> **Data shown**

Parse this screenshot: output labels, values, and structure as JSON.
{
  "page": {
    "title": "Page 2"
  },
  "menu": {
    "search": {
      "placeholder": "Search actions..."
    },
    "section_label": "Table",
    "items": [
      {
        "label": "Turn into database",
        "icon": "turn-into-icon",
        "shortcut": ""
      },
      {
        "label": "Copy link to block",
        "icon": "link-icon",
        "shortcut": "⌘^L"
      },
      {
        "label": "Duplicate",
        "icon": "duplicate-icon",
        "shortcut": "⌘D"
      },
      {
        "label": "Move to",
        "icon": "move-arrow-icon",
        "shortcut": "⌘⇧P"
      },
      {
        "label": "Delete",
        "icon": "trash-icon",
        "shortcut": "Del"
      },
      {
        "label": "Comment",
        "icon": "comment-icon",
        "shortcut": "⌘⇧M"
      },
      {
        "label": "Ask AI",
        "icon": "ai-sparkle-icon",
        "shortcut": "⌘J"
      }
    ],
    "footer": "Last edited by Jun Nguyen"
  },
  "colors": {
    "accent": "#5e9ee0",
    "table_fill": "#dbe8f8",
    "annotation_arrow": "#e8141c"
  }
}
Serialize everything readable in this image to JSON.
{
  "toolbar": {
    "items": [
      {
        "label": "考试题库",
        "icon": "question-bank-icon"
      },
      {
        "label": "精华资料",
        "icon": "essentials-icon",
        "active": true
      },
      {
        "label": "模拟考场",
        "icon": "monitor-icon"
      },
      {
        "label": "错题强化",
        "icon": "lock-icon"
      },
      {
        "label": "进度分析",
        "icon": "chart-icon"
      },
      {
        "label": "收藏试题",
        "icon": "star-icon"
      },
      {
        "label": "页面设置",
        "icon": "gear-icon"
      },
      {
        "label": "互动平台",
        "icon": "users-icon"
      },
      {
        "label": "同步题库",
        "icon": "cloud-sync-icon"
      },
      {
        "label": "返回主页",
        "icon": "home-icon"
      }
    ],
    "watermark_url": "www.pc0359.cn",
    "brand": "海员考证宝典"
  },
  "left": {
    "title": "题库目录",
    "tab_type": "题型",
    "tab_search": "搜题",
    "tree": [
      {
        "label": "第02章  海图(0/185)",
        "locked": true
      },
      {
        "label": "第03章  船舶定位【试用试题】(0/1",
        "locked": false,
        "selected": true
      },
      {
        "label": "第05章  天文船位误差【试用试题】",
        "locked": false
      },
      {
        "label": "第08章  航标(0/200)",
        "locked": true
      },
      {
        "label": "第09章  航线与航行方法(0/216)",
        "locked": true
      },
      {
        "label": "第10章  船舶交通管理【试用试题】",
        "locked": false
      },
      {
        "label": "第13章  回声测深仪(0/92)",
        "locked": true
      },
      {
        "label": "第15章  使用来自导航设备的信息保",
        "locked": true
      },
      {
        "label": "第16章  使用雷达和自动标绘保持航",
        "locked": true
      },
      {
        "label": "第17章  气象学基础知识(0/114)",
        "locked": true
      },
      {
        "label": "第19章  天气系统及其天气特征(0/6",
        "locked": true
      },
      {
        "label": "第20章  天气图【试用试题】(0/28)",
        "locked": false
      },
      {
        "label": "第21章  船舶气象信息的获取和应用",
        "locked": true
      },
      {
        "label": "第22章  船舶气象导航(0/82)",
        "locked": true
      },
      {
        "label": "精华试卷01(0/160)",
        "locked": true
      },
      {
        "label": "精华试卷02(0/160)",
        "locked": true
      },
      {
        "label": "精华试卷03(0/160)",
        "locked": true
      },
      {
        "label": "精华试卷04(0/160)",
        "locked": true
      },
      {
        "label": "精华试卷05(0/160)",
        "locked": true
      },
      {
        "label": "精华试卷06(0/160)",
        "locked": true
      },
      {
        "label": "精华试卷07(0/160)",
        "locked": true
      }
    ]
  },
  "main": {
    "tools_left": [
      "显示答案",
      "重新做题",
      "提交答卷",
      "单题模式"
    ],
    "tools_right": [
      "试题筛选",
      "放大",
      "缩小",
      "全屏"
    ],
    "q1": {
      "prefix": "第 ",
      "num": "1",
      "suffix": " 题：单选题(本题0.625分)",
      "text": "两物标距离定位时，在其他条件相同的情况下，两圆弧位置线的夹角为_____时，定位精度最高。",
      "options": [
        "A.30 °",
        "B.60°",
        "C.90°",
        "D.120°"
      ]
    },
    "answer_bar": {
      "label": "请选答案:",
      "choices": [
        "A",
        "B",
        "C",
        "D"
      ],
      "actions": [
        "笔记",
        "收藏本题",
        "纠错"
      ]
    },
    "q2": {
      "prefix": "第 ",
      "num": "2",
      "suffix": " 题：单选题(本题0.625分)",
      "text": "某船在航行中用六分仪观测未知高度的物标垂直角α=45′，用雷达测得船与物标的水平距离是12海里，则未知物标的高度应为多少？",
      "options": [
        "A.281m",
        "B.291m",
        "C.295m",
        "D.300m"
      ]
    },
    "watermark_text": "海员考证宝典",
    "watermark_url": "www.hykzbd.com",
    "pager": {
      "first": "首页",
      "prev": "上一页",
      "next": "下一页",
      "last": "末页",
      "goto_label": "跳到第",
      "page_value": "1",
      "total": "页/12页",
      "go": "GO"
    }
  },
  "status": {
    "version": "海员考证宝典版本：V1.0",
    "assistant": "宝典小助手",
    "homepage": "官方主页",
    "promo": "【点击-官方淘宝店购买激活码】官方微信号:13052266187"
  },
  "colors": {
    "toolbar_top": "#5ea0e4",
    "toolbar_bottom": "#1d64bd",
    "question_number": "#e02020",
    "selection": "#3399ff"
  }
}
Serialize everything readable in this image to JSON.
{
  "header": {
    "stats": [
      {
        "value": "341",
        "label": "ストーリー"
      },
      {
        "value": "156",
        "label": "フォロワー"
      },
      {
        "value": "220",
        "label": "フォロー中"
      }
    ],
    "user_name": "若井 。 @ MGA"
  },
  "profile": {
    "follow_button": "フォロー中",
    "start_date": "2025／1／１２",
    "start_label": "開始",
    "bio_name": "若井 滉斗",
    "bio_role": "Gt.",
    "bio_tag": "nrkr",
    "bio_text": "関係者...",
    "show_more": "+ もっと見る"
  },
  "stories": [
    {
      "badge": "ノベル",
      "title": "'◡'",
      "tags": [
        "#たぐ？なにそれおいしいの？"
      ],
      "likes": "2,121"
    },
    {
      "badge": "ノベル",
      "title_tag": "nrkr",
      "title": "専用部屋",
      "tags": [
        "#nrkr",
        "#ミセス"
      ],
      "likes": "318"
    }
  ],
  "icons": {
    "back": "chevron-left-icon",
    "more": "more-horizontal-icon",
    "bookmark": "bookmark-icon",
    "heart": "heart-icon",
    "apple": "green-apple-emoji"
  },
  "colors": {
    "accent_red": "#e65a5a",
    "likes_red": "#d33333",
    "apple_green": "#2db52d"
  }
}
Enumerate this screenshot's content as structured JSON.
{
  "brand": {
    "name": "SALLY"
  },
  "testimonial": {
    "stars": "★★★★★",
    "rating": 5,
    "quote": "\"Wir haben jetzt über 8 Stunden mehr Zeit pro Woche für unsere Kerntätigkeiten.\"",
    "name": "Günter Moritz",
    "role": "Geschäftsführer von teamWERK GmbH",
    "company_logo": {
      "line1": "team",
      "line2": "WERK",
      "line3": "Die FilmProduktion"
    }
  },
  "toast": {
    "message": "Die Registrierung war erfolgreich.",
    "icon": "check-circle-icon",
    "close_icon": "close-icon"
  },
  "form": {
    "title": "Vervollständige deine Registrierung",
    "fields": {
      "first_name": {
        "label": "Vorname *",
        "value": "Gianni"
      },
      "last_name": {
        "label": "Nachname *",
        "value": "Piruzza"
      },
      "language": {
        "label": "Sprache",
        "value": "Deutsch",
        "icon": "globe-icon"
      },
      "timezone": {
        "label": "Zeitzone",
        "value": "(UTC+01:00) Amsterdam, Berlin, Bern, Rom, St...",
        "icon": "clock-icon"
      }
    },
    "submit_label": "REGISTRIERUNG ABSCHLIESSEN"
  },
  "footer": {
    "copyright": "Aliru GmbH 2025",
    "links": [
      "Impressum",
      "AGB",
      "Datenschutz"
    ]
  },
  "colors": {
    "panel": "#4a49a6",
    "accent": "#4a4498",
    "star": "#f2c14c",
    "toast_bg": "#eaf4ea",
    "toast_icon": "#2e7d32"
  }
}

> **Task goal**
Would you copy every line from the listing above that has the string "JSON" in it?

> **Exercise result**
Parse this screenshot: output labels, values, and structure as JSON.
Serialize everything readable in this image to JSON.
Serialize everything readable in this image to JSON.
Enumerate this screenshot's content as structured JSON.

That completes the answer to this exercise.